======== RECORDS FOR THIS TASK ========

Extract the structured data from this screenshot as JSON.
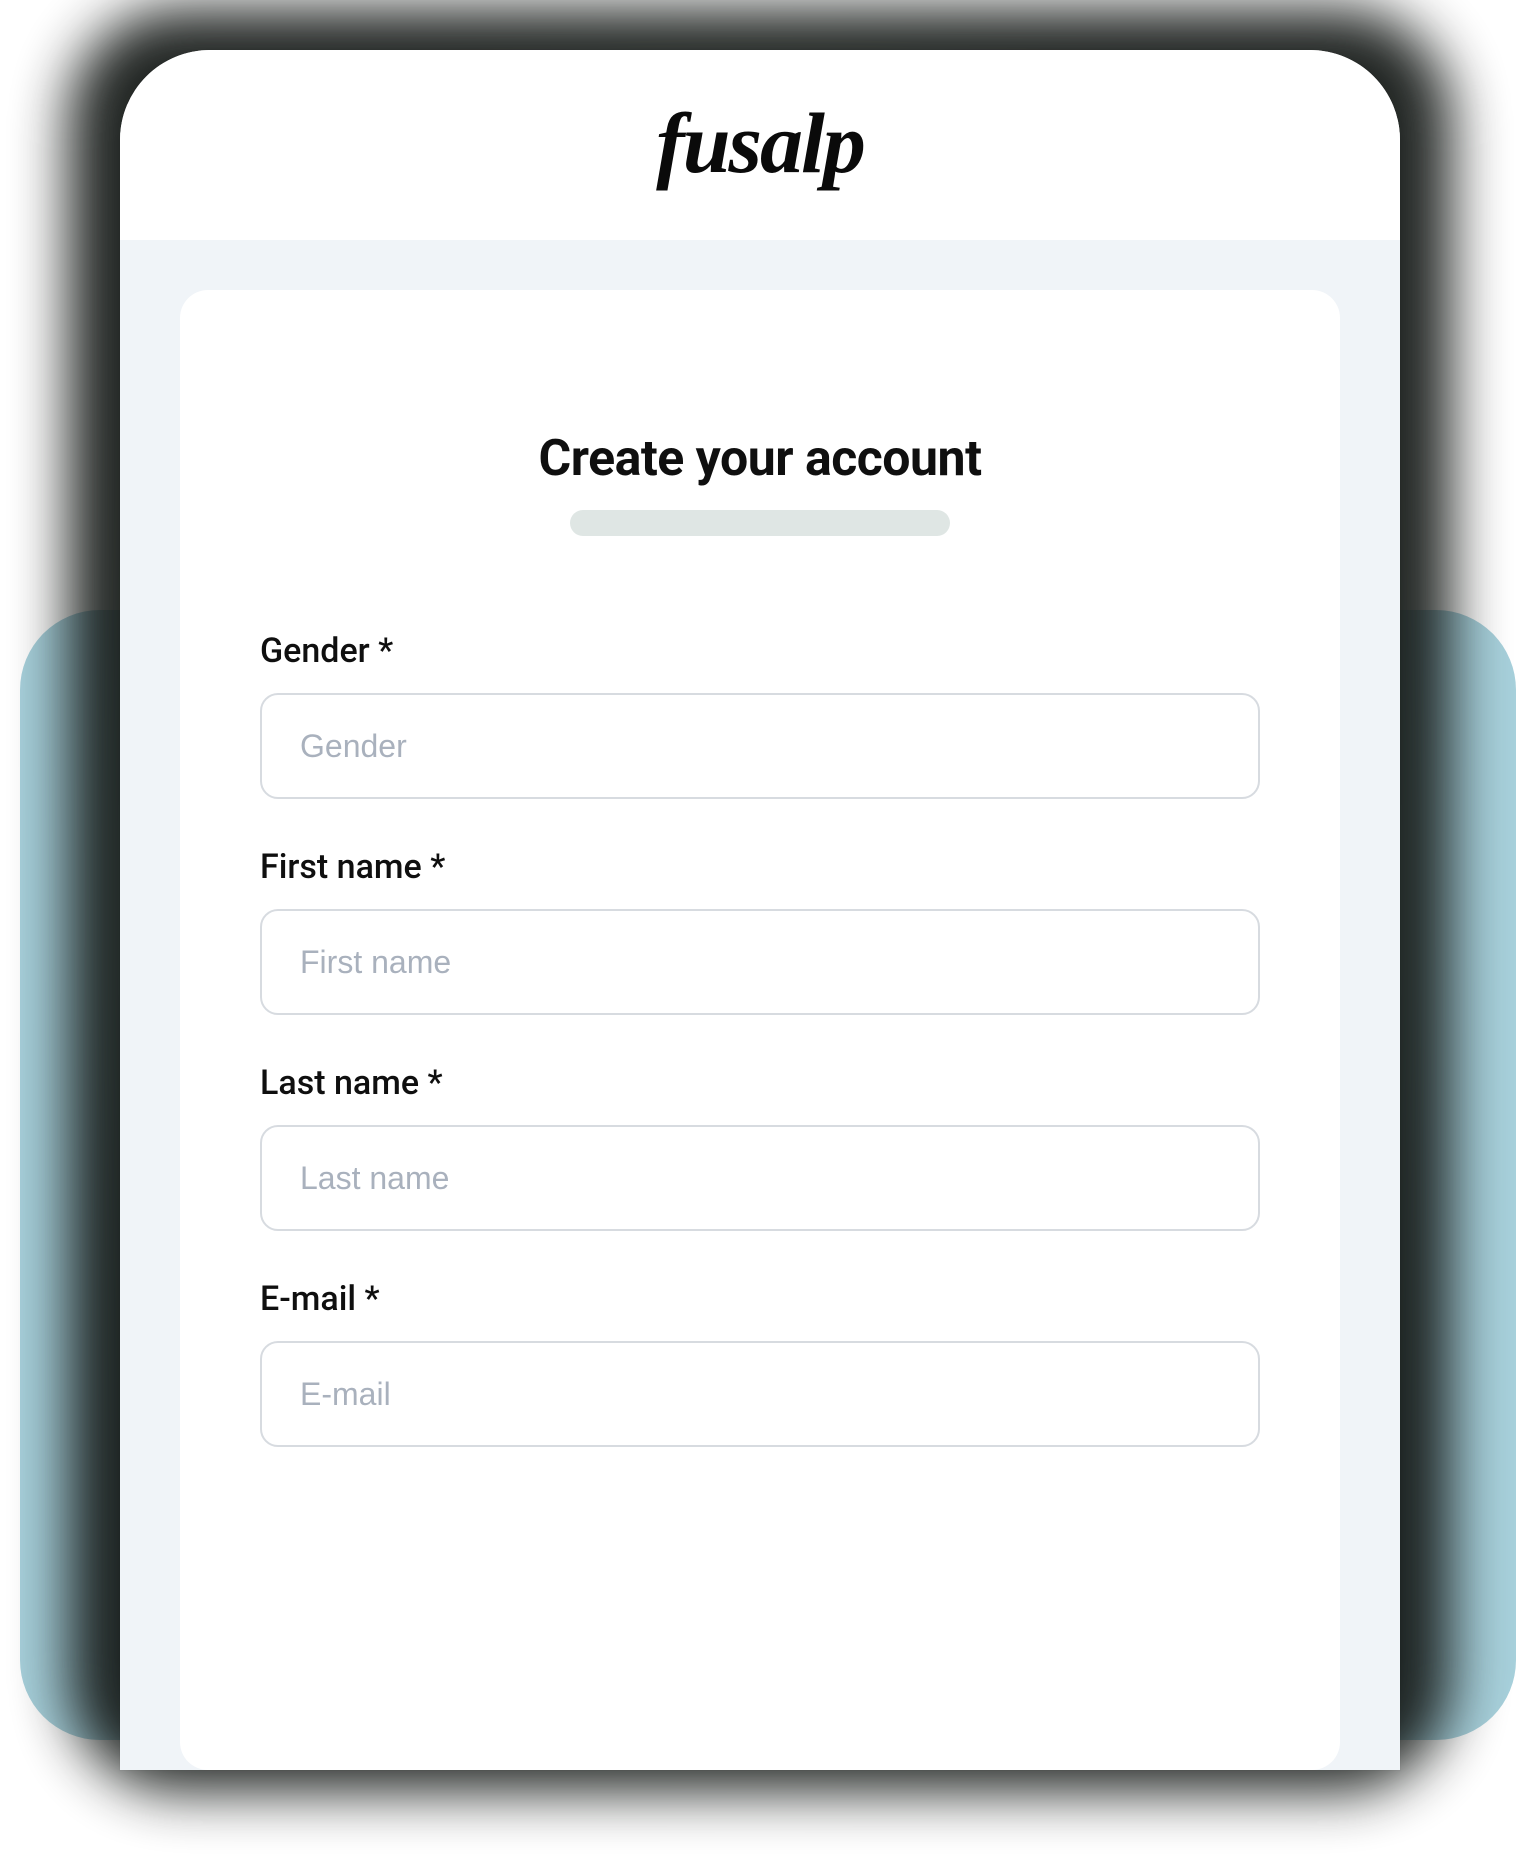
{
  "brand": {
    "name": "fusalp"
  },
  "form": {
    "title": "Create your account",
    "fields": {
      "gender": {
        "label": "Gender *",
        "placeholder": "Gender",
        "value": ""
      },
      "first_name": {
        "label": "First name *",
        "placeholder": "First name",
        "value": ""
      },
      "last_name": {
        "label": "Last name *",
        "placeholder": "Last name",
        "value": ""
      },
      "email": {
        "label": "E-mail *",
        "placeholder": "E-mail",
        "value": ""
      }
    }
  }
}
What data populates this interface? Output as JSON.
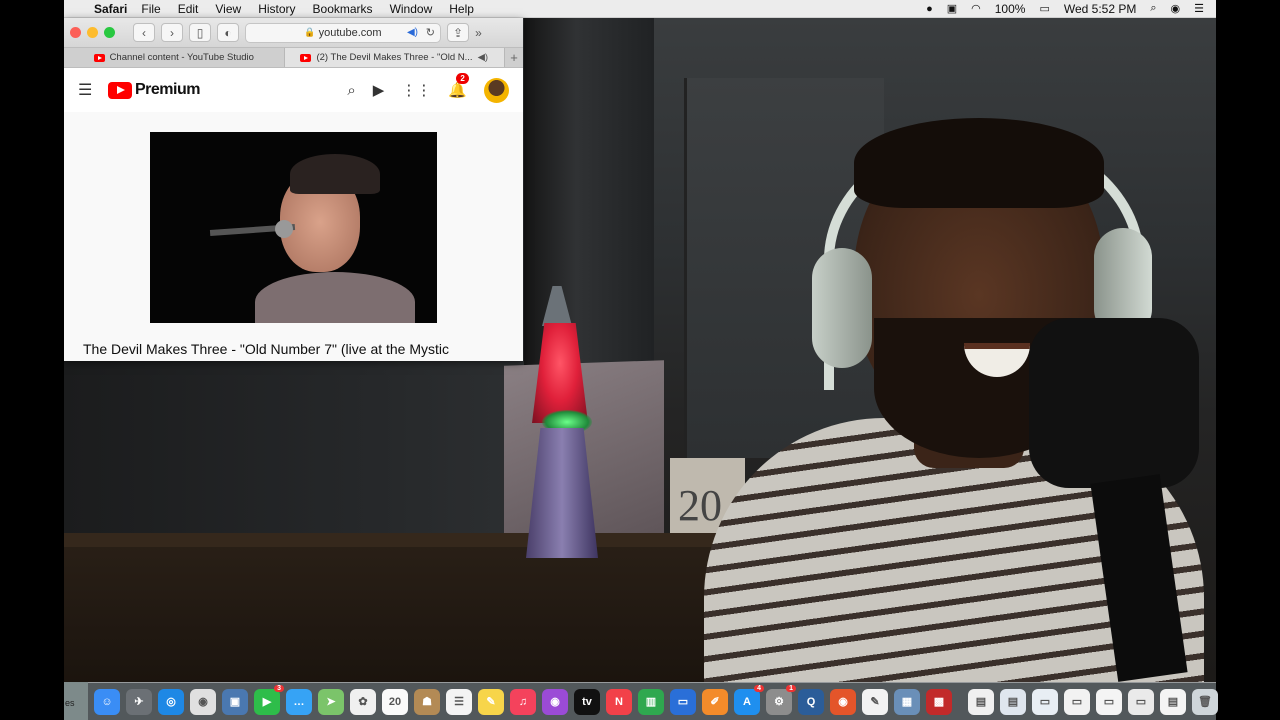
{
  "menubar": {
    "apple": "",
    "app_name": "Safari",
    "items": [
      "File",
      "Edit",
      "View",
      "History",
      "Bookmarks",
      "Window",
      "Help"
    ],
    "battery": "100%",
    "clock": "Wed 5:52 PM"
  },
  "safari": {
    "url": "youtube.com",
    "tabs": [
      {
        "label": "Channel content - YouTube Studio"
      },
      {
        "label": "(2) The Devil Makes Three - \"Old N..."
      }
    ],
    "new_tab": "+"
  },
  "youtube": {
    "logo_text": "Premium",
    "notifications_count": "2",
    "video_title": "The Devil Makes Three - \"Old Number 7\" (live at the Mystic"
  },
  "scene": {
    "calendar_number": "20"
  },
  "dock": {
    "edge_text": "es",
    "icons": [
      {
        "name": "finder",
        "color": "#3a8df5",
        "glyph": "☺"
      },
      {
        "name": "launchpad",
        "color": "#6b7075",
        "glyph": "✈"
      },
      {
        "name": "safari",
        "color": "#1e88e5",
        "glyph": "◎"
      },
      {
        "name": "chrome",
        "color": "#e0e0e0",
        "glyph": "◉"
      },
      {
        "name": "preview",
        "color": "#4a78b0",
        "glyph": "▣"
      },
      {
        "name": "facetime",
        "color": "#2ebd4a",
        "glyph": "▶",
        "badge": "3"
      },
      {
        "name": "messages",
        "color": "#36a3f5",
        "glyph": "…"
      },
      {
        "name": "maps",
        "color": "#7bc46a",
        "glyph": "➤"
      },
      {
        "name": "photos",
        "color": "#f0f0f0",
        "glyph": "✿"
      },
      {
        "name": "calendar",
        "color": "#fafafa",
        "glyph": "20"
      },
      {
        "name": "contacts",
        "color": "#b38a55",
        "glyph": "☗"
      },
      {
        "name": "reminders",
        "color": "#f4f4f4",
        "glyph": "☰"
      },
      {
        "name": "notes",
        "color": "#f7d54a",
        "glyph": "✎"
      },
      {
        "name": "music",
        "color": "#f4425c",
        "glyph": "♫"
      },
      {
        "name": "podcasts",
        "color": "#9b4bd6",
        "glyph": "◉"
      },
      {
        "name": "tv",
        "color": "#111111",
        "glyph": "tv"
      },
      {
        "name": "news",
        "color": "#f24149",
        "glyph": "N"
      },
      {
        "name": "numbers",
        "color": "#2fa84f",
        "glyph": "▥"
      },
      {
        "name": "keynote",
        "color": "#2a6fd8",
        "glyph": "▭"
      },
      {
        "name": "pages",
        "color": "#f38b2a",
        "glyph": "✐"
      },
      {
        "name": "app-store",
        "color": "#1f8fef",
        "glyph": "A",
        "badge": "4"
      },
      {
        "name": "system-preferences",
        "color": "#8d8d8d",
        "glyph": "⚙",
        "badge": "1"
      },
      {
        "name": "quicktime",
        "color": "#2b5d99",
        "glyph": "Q"
      },
      {
        "name": "photo-booth",
        "color": "#e4552a",
        "glyph": "◉"
      },
      {
        "name": "textedit",
        "color": "#f2f2f2",
        "glyph": "✎"
      },
      {
        "name": "image-capture",
        "color": "#6a8fb8",
        "glyph": "▦"
      },
      {
        "name": "photo-booth-2",
        "color": "#c22a2a",
        "glyph": "▩"
      },
      {
        "name": "document-1",
        "color": "#f0f0f0",
        "glyph": "▤"
      },
      {
        "name": "document-2",
        "color": "#dfe6ee",
        "glyph": "▤"
      },
      {
        "name": "document-3",
        "color": "#e8eef4",
        "glyph": "▭"
      },
      {
        "name": "document-4",
        "color": "#f2f2f2",
        "glyph": "▭"
      },
      {
        "name": "document-5",
        "color": "#f4f4f4",
        "glyph": "▭"
      },
      {
        "name": "document-6",
        "color": "#eaeaea",
        "glyph": "▭"
      },
      {
        "name": "document-7",
        "color": "#f4f4f4",
        "glyph": "▤"
      },
      {
        "name": "trash",
        "color": "#cfd6da",
        "glyph": "🗑"
      }
    ]
  }
}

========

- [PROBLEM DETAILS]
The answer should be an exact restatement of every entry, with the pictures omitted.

- [RESPONSE FOR THIS EXERCISE]
Extract the structured data from this screenshot as JSON.
{
  "brand": {
    "name": "fusalp"
  },
  "form": {
    "title": "Create your account",
    "fields": {
      "gender": {
        "label": "Gender *",
        "placeholder": "Gender",
        "value": ""
      },
      "first_name": {
        "label": "First name *",
        "placeholder": "First name",
        "value": ""
      },
      "last_name": {
        "label": "Last name *",
        "placeholder": "Last name",
        "value": ""
      },
      "email": {
        "label": "E-mail *",
        "placeholder": "E-mail",
        "value": ""
      }
    }
  }
}
What data populates this interface? Output as JSON.
{
  "menubar": {
    "apple": "",
    "app_name": "Safari",
    "items": [
      "File",
      "Edit",
      "View",
      "History",
      "Bookmarks",
      "Window",
      "Help"
    ],
    "battery": "100%",
    "clock": "Wed 5:52 PM"
  },
  "safari": {
    "url": "youtube.com",
    "tabs": [
      {
        "label": "Channel content - YouTube Studio"
      },
      {
        "label": "(2) The Devil Makes Three - \"Old N..."
      }
    ],
    "new_tab": "+"
  },
  "youtube": {
    "logo_text": "Premium",
    "notifications_count": "2",
    "video_title": "The Devil Makes Three - \"Old Number 7\" (live at the Mystic"
  },
  "scene": {
    "calendar_number": "20"
  },
  "dock": {
    "edge_text": "es",
    "icons": [
      {
        "name": "finder",
        "color": "#3a8df5",
        "glyph": "☺"
      },
      {
        "name": "launchpad",
        "color": "#6b7075",
        "glyph": "✈"
      },
      {
        "name": "safari",
        "color": "#1e88e5",
        "glyph": "◎"
      },
      {
        "name": "chrome",
        "color": "#e0e0e0",
        "glyph": "◉"
      },
      {
        "name": "preview",
        "color": "#4a78b0",
        "glyph": "▣"
      },
      {
        "name": "facetime",
        "color": "#2ebd4a",
        "glyph": "▶",
        "badge": "3"
      },
      {
        "name": "messages",
        "color": "#36a3f5",
        "glyph": "…"
      },
      {
        "name": "maps",
        "color": "#7bc46a",
        "glyph": "➤"
      },
      {
        "name": "photos",
        "color": "#f0f0f0",
        "glyph": "✿"
      },
      {
        "name": "calendar",
        "color": "#fafafa",
        "glyph": "20"
      },
      {
        "name": "contacts",
        "color": "#b38a55",
        "glyph": "☗"
      },
      {
        "name": "reminders",
        "color": "#f4f4f4",
        "glyph": "☰"
      },
      {
        "name": "notes",
        "color": "#f7d54a",
        "glyph": "✎"
      },
      {
        "name": "music",
        "color": "#f4425c",
        "glyph": "♫"
      },
      {
        "name": "podcasts",
        "color": "#9b4bd6",
        "glyph": "◉"
      },
      {
        "name": "tv",
        "color": "#111111",
        "glyph": "tv"
      },
      {
        "name": "news",
        "color": "#f24149",
        "glyph": "N"
      },
      {
        "name": "numbers",
        "color": "#2fa84f",
        "glyph": "▥"
      },
      {
        "name": "keynote",
        "color": "#2a6fd8",
        "glyph": "▭"
      },
      {
        "name": "pages",
        "color": "#f38b2a",
        "glyph": "✐"
      },
      {
        "name": "app-store",
        "color": "#1f8fef",
        "glyph": "A",
        "badge": "4"
      },
      {
        "name": "system-preferences",
        "color": "#8d8d8d",
        "glyph": "⚙",
        "badge": "1"
      },
      {
        "name": "quicktime",
        "color": "#2b5d99",
        "glyph": "Q"
      },
      {
        "name": "photo-booth",
        "color": "#e4552a",
        "glyph": "◉"
      },
      {
        "name": "textedit",
        "color": "#f2f2f2",
        "glyph": "✎"
      },
      {
        "name": "image-capture",
        "color": "#6a8fb8",
        "glyph": "▦"
      },
      {
        "name": "photo-booth-2",
        "color": "#c22a2a",
        "glyph": "▩"
      },
      {
        "name": "document-1",
        "color": "#f0f0f0",
        "glyph": "▤"
      },
      {
        "name": "document-2",
        "color": "#dfe6ee",
        "glyph": "▤"
      },
      {
        "name": "document-3",
        "color": "#e8eef4",
        "glyph": "▭"
      },
      {
        "name": "document-4",
        "color": "#f2f2f2",
        "glyph": "▭"
      },
      {
        "name": "document-5",
        "color": "#f4f4f4",
        "glyph": "▭"
      },
      {
        "name": "document-6",
        "color": "#eaeaea",
        "glyph": "▭"
      },
      {
        "name": "document-7",
        "color": "#f4f4f4",
        "glyph": "▤"
      },
      {
        "name": "trash",
        "color": "#cfd6da",
        "glyph": "🗑"
      }
    ]
  }
}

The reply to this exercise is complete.